Very respectfully, your obedient servant,


Brigadier-General, Commanding.


July 7, 1864. (Received 2.30 p.m.)

Captain LE ROY:

Agreeably with the directions of the general commanding, I sent a small party to get possession of the island above Powers' Ferry, with the design of crossing the river. The party (from First Tennessee) was allowed to reach the middle of the stream, when the enemy opened upon them in such force that the officer in command returned. As the ford was ascertained to be very rocky, I did not think best to renew the attempt.

Respectfully, your obedient servant,


Colonel, Commanding First Brigade.


July 7, 1864-5 p.m.

Major-General SHERMAN,

Commanding Army:

GENERAL: I have nothing special to report. All day to-day I have been inspecting the country near here and find I can take position to advantage north of Roswell and about two miles from the town, and command all the roads between that place and the Etowah, which lead toward the railroad, leaving McCook's division to look after the part from the paper-mills to Pace's Ferry. I think I will move early to-morrow. I have [not] seen nor heard of any of the enemy this side of McAfee's Bridge, eighth miles up the river. The only good ford I can hear of is just at this point. The Island Ford, three miles above, is good for footmen, but no roads lead to it or from it, and on the other side it is thick woods and very hilly and two miles over to the Atlanta road.
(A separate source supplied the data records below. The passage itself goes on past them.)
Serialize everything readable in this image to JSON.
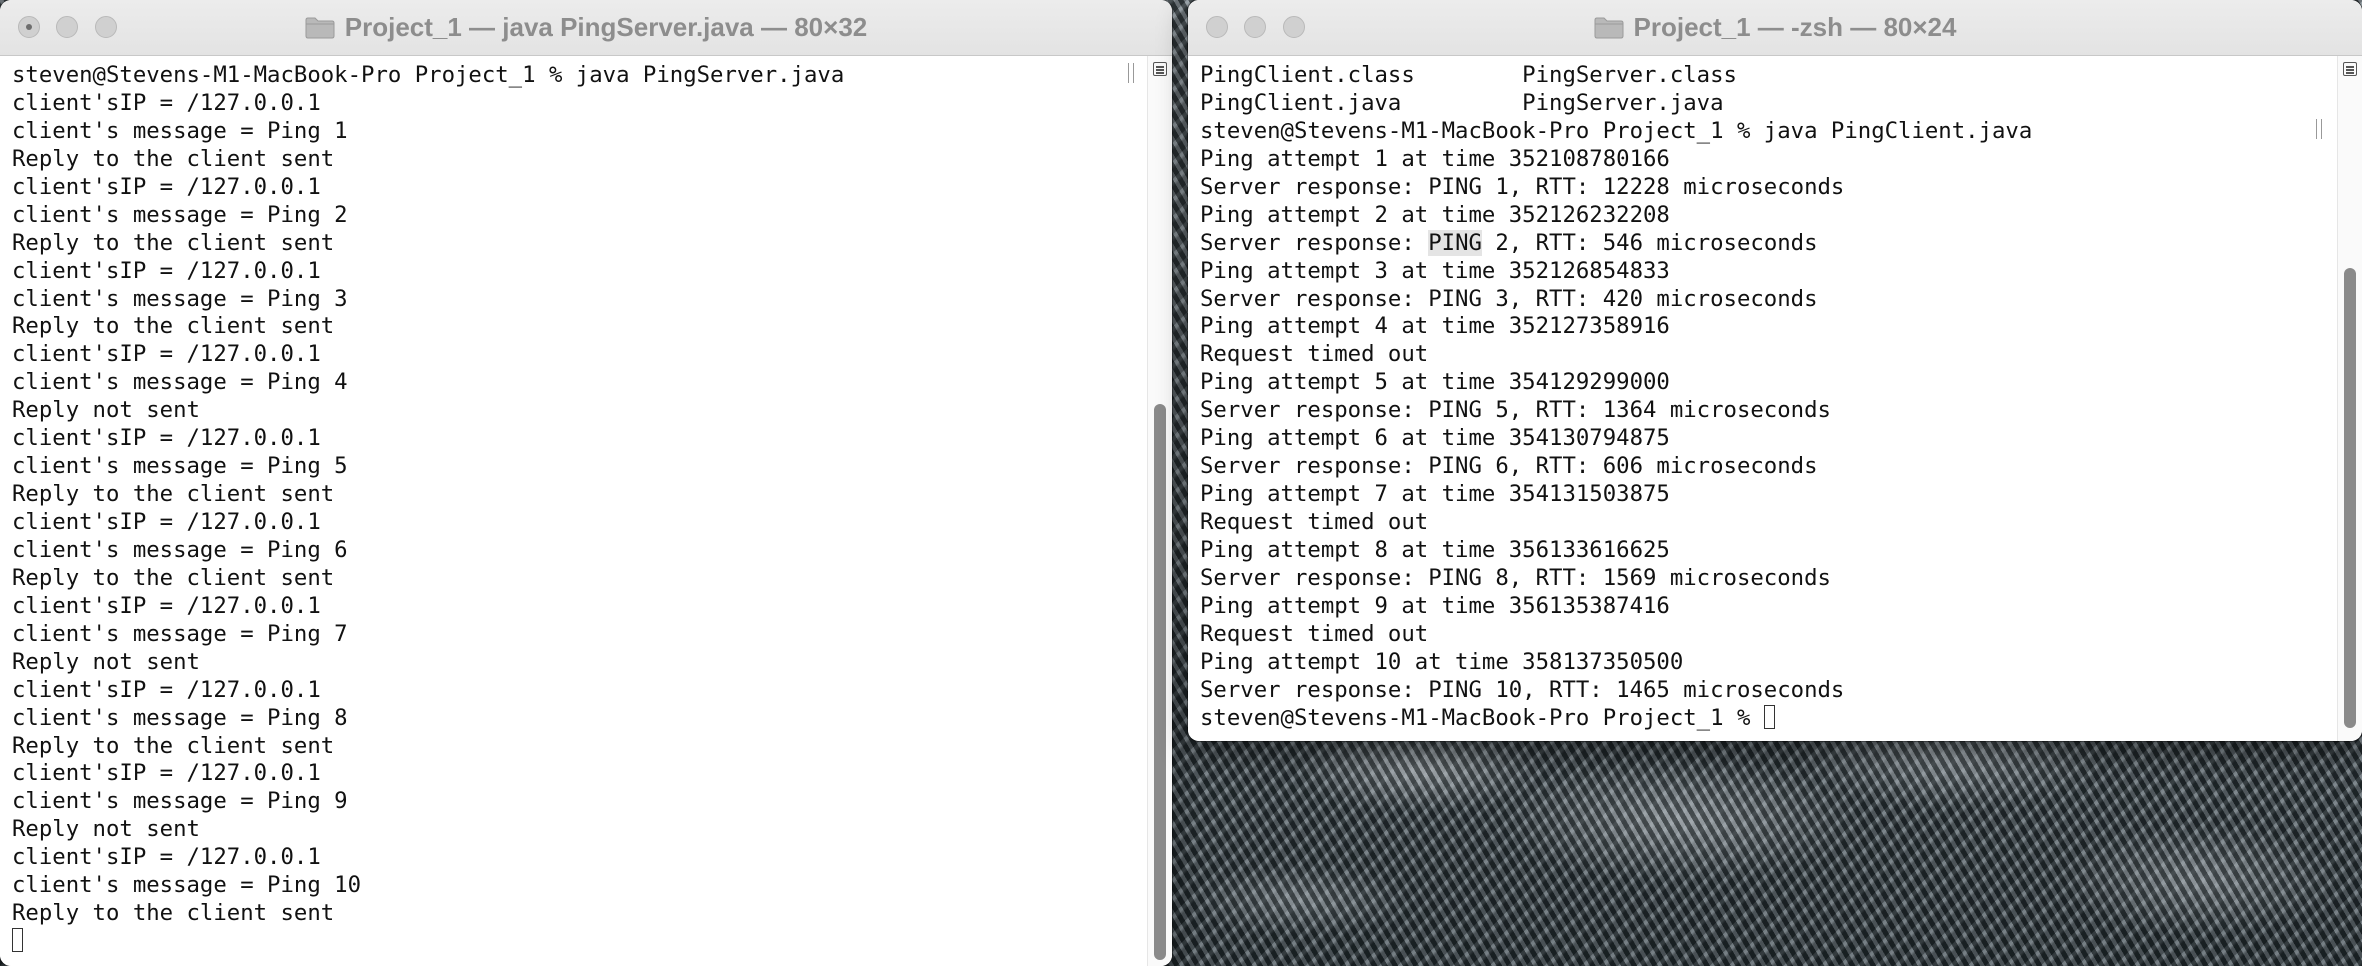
{
  "left_window": {
    "title": "Project_1 — java PingServer.java — 80×32",
    "lines": [
      "steven@Stevens-M1-MacBook-Pro Project_1 % java PingServer.java",
      "client'sIP = /127.0.0.1",
      "client's message = Ping 1",
      "Reply to the client sent",
      "client'sIP = /127.0.0.1",
      "client's message = Ping 2",
      "Reply to the client sent",
      "client'sIP = /127.0.0.1",
      "client's message = Ping 3",
      "Reply to the client sent",
      "client'sIP = /127.0.0.1",
      "client's message = Ping 4",
      "Reply not sent",
      "client'sIP = /127.0.0.1",
      "client's message = Ping 5",
      "Reply to the client sent",
      "client'sIP = /127.0.0.1",
      "client's message = Ping 6",
      "Reply to the client sent",
      "client'sIP = /127.0.0.1",
      "client's message = Ping 7",
      "Reply not sent",
      "client'sIP = /127.0.0.1",
      "client's message = Ping 8",
      "Reply to the client sent",
      "client'sIP = /127.0.0.1",
      "client's message = Ping 9",
      "Reply not sent",
      "client'sIP = /127.0.0.1",
      "client's message = Ping 10",
      "Reply to the client sent"
    ]
  },
  "right_window": {
    "title": "Project_1 — -zsh — 80×24",
    "lines": [
      "PingClient.class        PingServer.class",
      "PingClient.java         PingServer.java",
      "steven@Stevens-M1-MacBook-Pro Project_1 % java PingClient.java",
      "Ping attempt 1 at time 352108780166",
      "Server response: PING 1, RTT: 12228 microseconds",
      "Ping attempt 2 at time 352126232208",
      "Server response: PING 2, RTT: 546 microseconds",
      "Ping attempt 3 at time 352126854833",
      "Server response: PING 3, RTT: 420 microseconds",
      "Ping attempt 4 at time 352127358916",
      "Request timed out",
      "Ping attempt 5 at time 354129299000",
      "Server response: PING 5, RTT: 1364 microseconds",
      "Ping attempt 6 at time 354130794875",
      "Server response: PING 6, RTT: 606 microseconds",
      "Ping attempt 7 at time 354131503875",
      "Request timed out",
      "Ping attempt 8 at time 356133616625",
      "Server response: PING 8, RTT: 1569 microseconds",
      "Ping attempt 9 at time 356135387416",
      "Request timed out",
      "Ping attempt 10 at time 358137350500",
      "Server response: PING 10, RTT: 1465 microseconds"
    ],
    "prompt": "steven@Stevens-M1-MacBook-Pro Project_1 % ",
    "highlight_line_index": 6,
    "highlight_text": "PING"
  },
  "icons": {
    "title_icon": "folder-icon",
    "scroll_marks_icon": "marks-icon",
    "cursor": "terminal-cursor"
  }
}
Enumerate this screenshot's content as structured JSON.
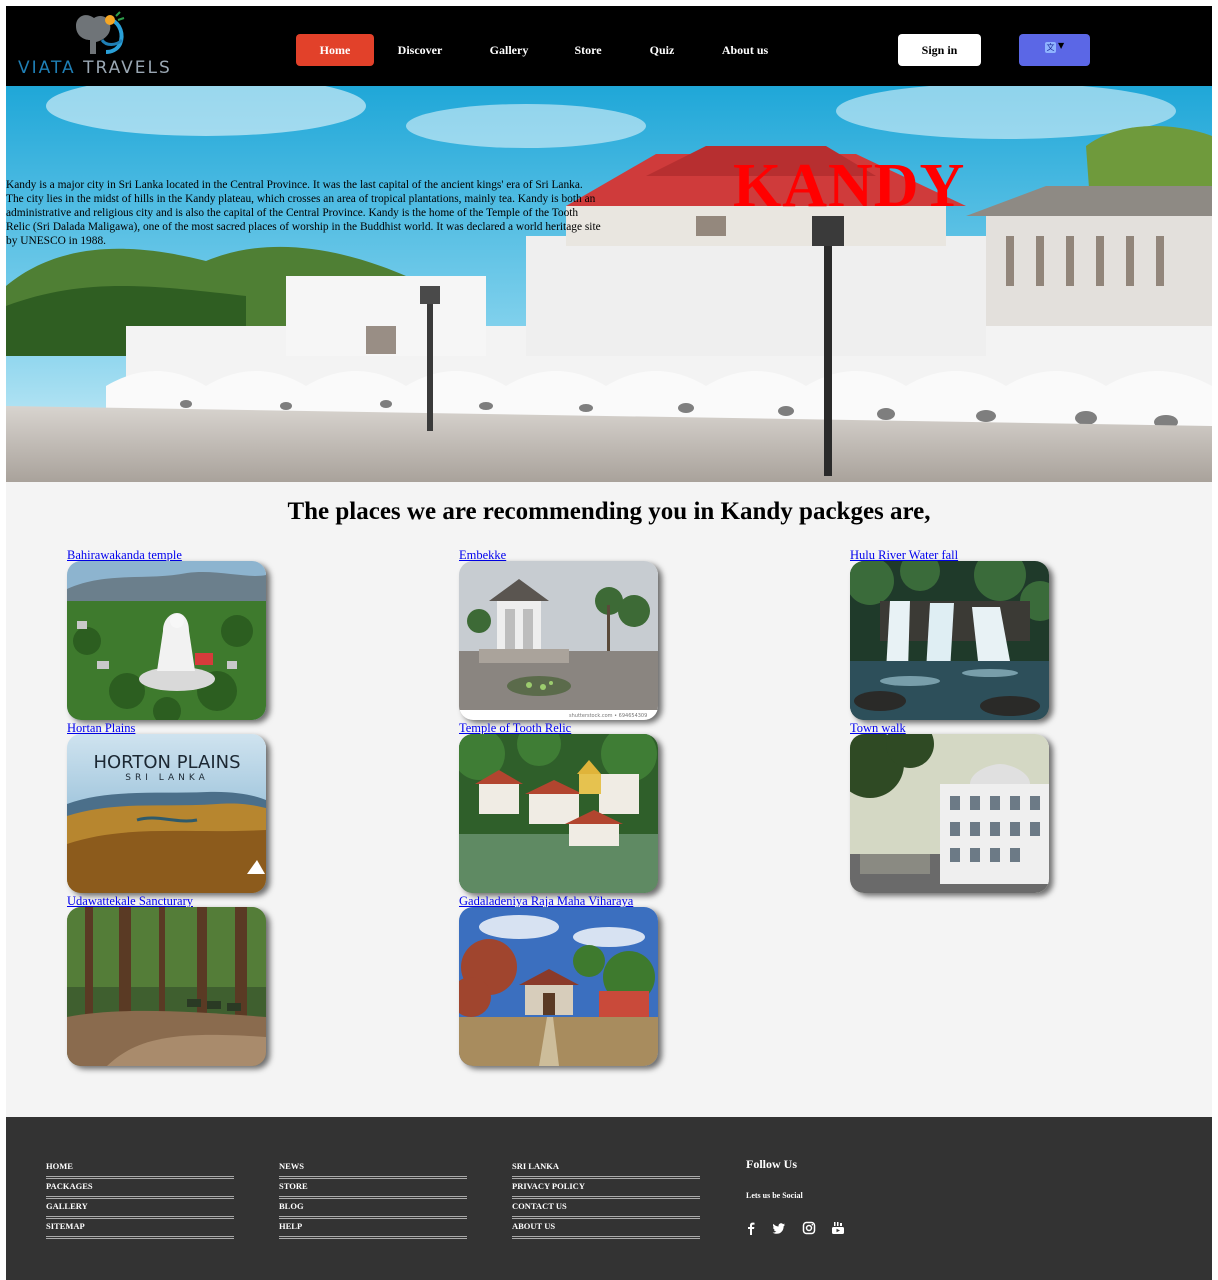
{
  "header": {
    "logo_text_primary": "VIATA",
    "logo_text_secondary": "TRAVELS",
    "nav": [
      {
        "label": "Home",
        "active": true
      },
      {
        "label": "Discover",
        "active": false
      },
      {
        "label": "Gallery",
        "active": false
      },
      {
        "label": "Store",
        "active": false
      },
      {
        "label": "Quiz",
        "active": false
      },
      {
        "label": "About us",
        "active": false
      }
    ],
    "signin_label": "Sign in",
    "language_icon": "translate-icon",
    "colors": {
      "active_nav": "#e2412a",
      "language_button": "#5b67e6"
    }
  },
  "hero": {
    "title": "KANDY",
    "description": "Kandy is a major city in Sri Lanka located in the Central Province. It was the last capital of the ancient kings' era of Sri Lanka. The city lies in the midst of hills in the Kandy plateau, which crosses an area of tropical plantations, mainly tea. Kandy is both an administrative and religious city and is also the capital of the Central Province. Kandy is the home of the Temple of the Tooth Relic (Sri Dalada Maligawa), one of the most sacred places of worship in the Buddhist world. It was declared a world heritage site by UNESCO in 1988.",
    "title_color": "#ff0000"
  },
  "recommendations": {
    "title": "The places we are recommending you in Kandy packges are,",
    "places": [
      {
        "name": "Bahirawakanda temple"
      },
      {
        "name": "Embekke",
        "watermark": "shutterstock.com • 694654309"
      },
      {
        "name": "Hulu River Water fall"
      },
      {
        "name": "Hortan Plains",
        "image_title": "HORTON PLAINS",
        "image_subtitle": "SRI LANKA"
      },
      {
        "name": "Temple of Tooth Relic"
      },
      {
        "name": "Town walk"
      },
      {
        "name": "Udawattekale Sancturary"
      },
      {
        "name": "Gadaladeniya Raja Maha Viharaya"
      }
    ]
  },
  "footer": {
    "columns": [
      [
        "HOME",
        "PACKAGES",
        "GALLERY",
        "SITEMAP"
      ],
      [
        "NEWS",
        "STORE",
        "BLOG",
        "HELP"
      ],
      [
        "SRI LANKA",
        "PRIVACY POLICY",
        "CONTACT US",
        "ABOUT US"
      ]
    ],
    "follow_title": "Follow Us",
    "follow_subtitle": "Lets us be Social",
    "social_icons": [
      "facebook-icon",
      "twitter-icon",
      "instagram-icon",
      "youtube-icon"
    ]
  }
}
This ford could be used to secure the lower one, but not for artillery, cav-